(Interface dataset entries)
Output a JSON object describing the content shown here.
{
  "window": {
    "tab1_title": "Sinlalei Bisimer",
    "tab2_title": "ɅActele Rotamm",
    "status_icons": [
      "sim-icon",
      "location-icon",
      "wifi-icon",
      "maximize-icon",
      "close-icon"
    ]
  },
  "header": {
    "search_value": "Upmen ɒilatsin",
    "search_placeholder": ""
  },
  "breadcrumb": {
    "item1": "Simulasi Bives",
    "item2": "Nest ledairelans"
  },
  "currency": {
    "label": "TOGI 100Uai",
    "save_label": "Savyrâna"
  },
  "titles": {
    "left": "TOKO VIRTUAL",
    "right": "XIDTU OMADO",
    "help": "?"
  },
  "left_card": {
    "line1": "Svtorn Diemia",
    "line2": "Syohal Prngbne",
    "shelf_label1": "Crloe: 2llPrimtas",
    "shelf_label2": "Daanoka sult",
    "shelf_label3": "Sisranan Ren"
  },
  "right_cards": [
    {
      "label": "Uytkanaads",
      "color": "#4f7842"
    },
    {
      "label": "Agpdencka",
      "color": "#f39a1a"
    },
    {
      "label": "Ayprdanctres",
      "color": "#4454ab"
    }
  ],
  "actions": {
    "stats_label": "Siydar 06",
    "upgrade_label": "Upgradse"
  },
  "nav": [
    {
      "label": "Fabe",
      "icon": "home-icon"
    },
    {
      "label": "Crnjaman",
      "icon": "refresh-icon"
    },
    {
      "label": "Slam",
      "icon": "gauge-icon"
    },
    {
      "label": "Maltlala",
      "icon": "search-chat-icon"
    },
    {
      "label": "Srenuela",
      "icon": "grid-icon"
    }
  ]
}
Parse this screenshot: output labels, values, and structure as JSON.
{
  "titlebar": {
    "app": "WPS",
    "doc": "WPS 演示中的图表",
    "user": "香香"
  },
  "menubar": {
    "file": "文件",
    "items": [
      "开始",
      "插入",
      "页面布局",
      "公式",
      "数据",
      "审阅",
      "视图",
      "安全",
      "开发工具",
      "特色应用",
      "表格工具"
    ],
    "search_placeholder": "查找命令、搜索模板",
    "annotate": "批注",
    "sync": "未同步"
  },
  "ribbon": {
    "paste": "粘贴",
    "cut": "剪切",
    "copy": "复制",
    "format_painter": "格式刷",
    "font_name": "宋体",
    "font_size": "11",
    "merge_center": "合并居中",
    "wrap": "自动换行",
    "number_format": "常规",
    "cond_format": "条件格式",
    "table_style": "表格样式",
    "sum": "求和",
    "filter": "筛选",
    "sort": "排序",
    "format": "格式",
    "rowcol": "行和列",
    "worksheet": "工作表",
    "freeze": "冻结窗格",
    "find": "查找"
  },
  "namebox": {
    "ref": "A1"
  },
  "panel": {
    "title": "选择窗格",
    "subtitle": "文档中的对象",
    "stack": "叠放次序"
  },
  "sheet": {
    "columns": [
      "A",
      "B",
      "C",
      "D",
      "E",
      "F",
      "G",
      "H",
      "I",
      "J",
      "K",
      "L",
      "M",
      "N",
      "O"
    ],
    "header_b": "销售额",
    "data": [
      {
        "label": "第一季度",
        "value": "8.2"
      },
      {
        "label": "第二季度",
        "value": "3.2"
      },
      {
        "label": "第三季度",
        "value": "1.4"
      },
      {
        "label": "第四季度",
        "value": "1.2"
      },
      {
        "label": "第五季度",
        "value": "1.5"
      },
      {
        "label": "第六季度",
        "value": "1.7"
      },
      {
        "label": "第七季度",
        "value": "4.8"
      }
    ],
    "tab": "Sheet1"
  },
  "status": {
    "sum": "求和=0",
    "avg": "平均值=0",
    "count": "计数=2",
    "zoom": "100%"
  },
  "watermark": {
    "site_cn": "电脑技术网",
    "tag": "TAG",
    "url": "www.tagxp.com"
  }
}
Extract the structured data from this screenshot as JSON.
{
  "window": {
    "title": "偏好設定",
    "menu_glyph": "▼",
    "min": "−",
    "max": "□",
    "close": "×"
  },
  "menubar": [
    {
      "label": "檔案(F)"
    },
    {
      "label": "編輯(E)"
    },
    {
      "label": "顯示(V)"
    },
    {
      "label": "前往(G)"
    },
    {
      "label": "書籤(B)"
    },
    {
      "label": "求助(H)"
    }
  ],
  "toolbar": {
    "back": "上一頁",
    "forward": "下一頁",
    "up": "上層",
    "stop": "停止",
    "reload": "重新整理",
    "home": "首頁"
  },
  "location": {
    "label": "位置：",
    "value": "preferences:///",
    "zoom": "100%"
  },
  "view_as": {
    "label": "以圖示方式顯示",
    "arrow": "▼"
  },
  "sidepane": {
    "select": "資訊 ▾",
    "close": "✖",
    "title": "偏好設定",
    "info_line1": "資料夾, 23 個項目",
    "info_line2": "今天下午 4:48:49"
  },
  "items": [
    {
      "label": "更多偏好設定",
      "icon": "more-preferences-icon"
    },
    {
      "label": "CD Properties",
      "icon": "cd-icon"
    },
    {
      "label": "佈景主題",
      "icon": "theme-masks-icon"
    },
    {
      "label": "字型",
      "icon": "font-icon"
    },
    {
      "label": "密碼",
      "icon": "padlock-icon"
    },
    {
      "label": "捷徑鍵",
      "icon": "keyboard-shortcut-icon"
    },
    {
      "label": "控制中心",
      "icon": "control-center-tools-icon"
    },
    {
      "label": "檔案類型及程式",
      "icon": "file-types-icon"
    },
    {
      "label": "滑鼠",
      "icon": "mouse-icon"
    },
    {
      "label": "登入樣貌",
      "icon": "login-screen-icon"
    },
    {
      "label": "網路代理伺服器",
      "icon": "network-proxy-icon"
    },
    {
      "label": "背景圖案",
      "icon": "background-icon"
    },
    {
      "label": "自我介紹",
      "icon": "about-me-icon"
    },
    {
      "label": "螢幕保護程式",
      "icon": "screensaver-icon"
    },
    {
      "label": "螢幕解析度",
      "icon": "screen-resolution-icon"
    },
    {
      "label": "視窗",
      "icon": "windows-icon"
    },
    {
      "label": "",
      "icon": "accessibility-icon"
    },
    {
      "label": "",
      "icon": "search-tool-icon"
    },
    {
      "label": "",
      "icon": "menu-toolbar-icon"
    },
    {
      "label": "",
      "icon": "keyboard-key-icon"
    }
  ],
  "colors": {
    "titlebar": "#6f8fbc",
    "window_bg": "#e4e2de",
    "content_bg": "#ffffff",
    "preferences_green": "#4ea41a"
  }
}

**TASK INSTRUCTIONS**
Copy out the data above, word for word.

**ANSWER AREA**
Output a JSON object describing the content shown here.
{
  "window": {
    "tab1_title": "Sinlalei Bisimer",
    "tab2_title": "ɅActele Rotamm",
    "status_icons": [
      "sim-icon",
      "location-icon",
      "wifi-icon",
      "maximize-icon",
      "close-icon"
    ]
  },
  "header": {
    "search_value": "Upmen ɒilatsin",
    "search_placeholder": ""
  },
  "breadcrumb": {
    "item1": "Simulasi Bives",
    "item2": "Nest ledairelans"
  },
  "currency": {
    "label": "TOGI 100Uai",
    "save_label": "Savyrâna"
  },
  "titles": {
    "left": "TOKO VIRTUAL",
    "right": "XIDTU OMADO",
    "help": "?"
  },
  "left_card": {
    "line1": "Svtorn Diemia",
    "line2": "Syohal Prngbne",
    "shelf_label1": "Crloe: 2llPrimtas",
    "shelf_label2": "Daanoka sult",
    "shelf_label3": "Sisranan Ren"
  },
  "right_cards": [
    {
      "label": "Uytkanaads",
      "color": "#4f7842"
    },
    {
      "label": "Agpdencka",
      "color": "#f39a1a"
    },
    {
      "label": "Ayprdanctres",
      "color": "#4454ab"
    }
  ],
  "actions": {
    "stats_label": "Siydar 06",
    "upgrade_label": "Upgradse"
  },
  "nav": [
    {
      "label": "Fabe",
      "icon": "home-icon"
    },
    {
      "label": "Crnjaman",
      "icon": "refresh-icon"
    },
    {
      "label": "Slam",
      "icon": "gauge-icon"
    },
    {
      "label": "Maltlala",
      "icon": "search-chat-icon"
    },
    {
      "label": "Srenuela",
      "icon": "grid-icon"
    }
  ]
}
Parse this screenshot: output labels, values, and structure as JSON.
{
  "titlebar": {
    "app": "WPS",
    "doc": "WPS 演示中的图表",
    "user": "香香"
  },
  "menubar": {
    "file": "文件",
    "items": [
      "开始",
      "插入",
      "页面布局",
      "公式",
      "数据",
      "审阅",
      "视图",
      "安全",
      "开发工具",
      "特色应用",
      "表格工具"
    ],
    "search_placeholder": "查找命令、搜索模板",
    "annotate": "批注",
    "sync": "未同步"
  },
  "ribbon": {
    "paste": "粘贴",
    "cut": "剪切",
    "copy": "复制",
    "format_painter": "格式刷",
    "font_name": "宋体",
    "font_size": "11",
    "merge_center": "合并居中",
    "wrap": "自动换行",
    "number_format": "常规",
    "cond_format": "条件格式",
    "table_style": "表格样式",
    "sum": "求和",
    "filter": "筛选",
    "sort": "排序",
    "format": "格式",
    "rowcol": "行和列",
    "worksheet": "工作表",
    "freeze": "冻结窗格",
    "find": "查找"
  },
  "namebox": {
    "ref": "A1"
  },
  "panel": {
    "title": "选择窗格",
    "subtitle": "文档中的对象",
    "stack": "叠放次序"
  },
  "sheet": {
    "columns": [
      "A",
      "B",
      "C",
      "D",
      "E",
      "F",
      "G",
      "H",
      "I",
      "J",
      "K",
      "L",
      "M",
      "N",
      "O"
    ],
    "header_b": "销售额",
    "data": [
      {
        "label": "第一季度",
        "value": "8.2"
      },
      {
        "label": "第二季度",
        "value": "3.2"
      },
      {
        "label": "第三季度",
        "value": "1.4"
      },
      {
        "label": "第四季度",
        "value": "1.2"
      },
      {
        "label": "第五季度",
        "value": "1.5"
      },
      {
        "label": "第六季度",
        "value": "1.7"
      },
      {
        "label": "第七季度",
        "value": "4.8"
      }
    ],
    "tab": "Sheet1"
  },
  "status": {
    "sum": "求和=0",
    "avg": "平均值=0",
    "count": "计数=2",
    "zoom": "100%"
  },
  "watermark": {
    "site_cn": "电脑技术网",
    "tag": "TAG",
    "url": "www.tagxp.com"
  }
}
Extract the structured data from this screenshot as JSON.
{
  "window": {
    "title": "偏好設定",
    "menu_glyph": "▼",
    "min": "−",
    "max": "□",
    "close": "×"
  },
  "menubar": [
    {
      "label": "檔案(F)"
    },
    {
      "label": "編輯(E)"
    },
    {
      "label": "顯示(V)"
    },
    {
      "label": "前往(G)"
    },
    {
      "label": "書籤(B)"
    },
    {
      "label": "求助(H)"
    }
  ],
  "toolbar": {
    "back": "上一頁",
    "forward": "下一頁",
    "up": "上層",
    "stop": "停止",
    "reload": "重新整理",
    "home": "首頁"
  },
  "location": {
    "label": "位置：",
    "value": "preferences:///",
    "zoom": "100%"
  },
  "view_as": {
    "label": "以圖示方式顯示",
    "arrow": "▼"
  },
  "sidepane": {
    "select": "資訊 ▾",
    "close": "✖",
    "title": "偏好設定",
    "info_line1": "資料夾, 23 個項目",
    "info_line2": "今天下午 4:48:49"
  },
  "items": [
    {
      "label": "更多偏好設定",
      "icon": "more-preferences-icon"
    },
    {
      "label": "CD Properties",
      "icon": "cd-icon"
    },
    {
      "label": "佈景主題",
      "icon": "theme-masks-icon"
    },
    {
      "label": "字型",
      "icon": "font-icon"
    },
    {
      "label": "密碼",
      "icon": "padlock-icon"
    },
    {
      "label": "捷徑鍵",
      "icon": "keyboard-shortcut-icon"
    },
    {
      "label": "控制中心",
      "icon": "control-center-tools-icon"
    },
    {
      "label": "檔案類型及程式",
      "icon": "file-types-icon"
    },
    {
      "label": "滑鼠",
      "icon": "mouse-icon"
    },
    {
      "label": "登入樣貌",
      "icon": "login-screen-icon"
    },
    {
      "label": "網路代理伺服器",
      "icon": "network-proxy-icon"
    },
    {
      "label": "背景圖案",
      "icon": "background-icon"
    },
    {
      "label": "自我介紹",
      "icon": "about-me-icon"
    },
    {
      "label": "螢幕保護程式",
      "icon": "screensaver-icon"
    },
    {
      "label": "螢幕解析度",
      "icon": "screen-resolution-icon"
    },
    {
      "label": "視窗",
      "icon": "windows-icon"
    },
    {
      "label": "",
      "icon": "accessibility-icon"
    },
    {
      "label": "",
      "icon": "search-tool-icon"
    },
    {
      "label": "",
      "icon": "menu-toolbar-icon"
    },
    {
      "label": "",
      "icon": "keyboard-key-icon"
    }
  ],
  "colors": {
    "titlebar": "#6f8fbc",
    "window_bg": "#e4e2de",
    "content_bg": "#ffffff",
    "preferences_green": "#4ea41a"
  }
}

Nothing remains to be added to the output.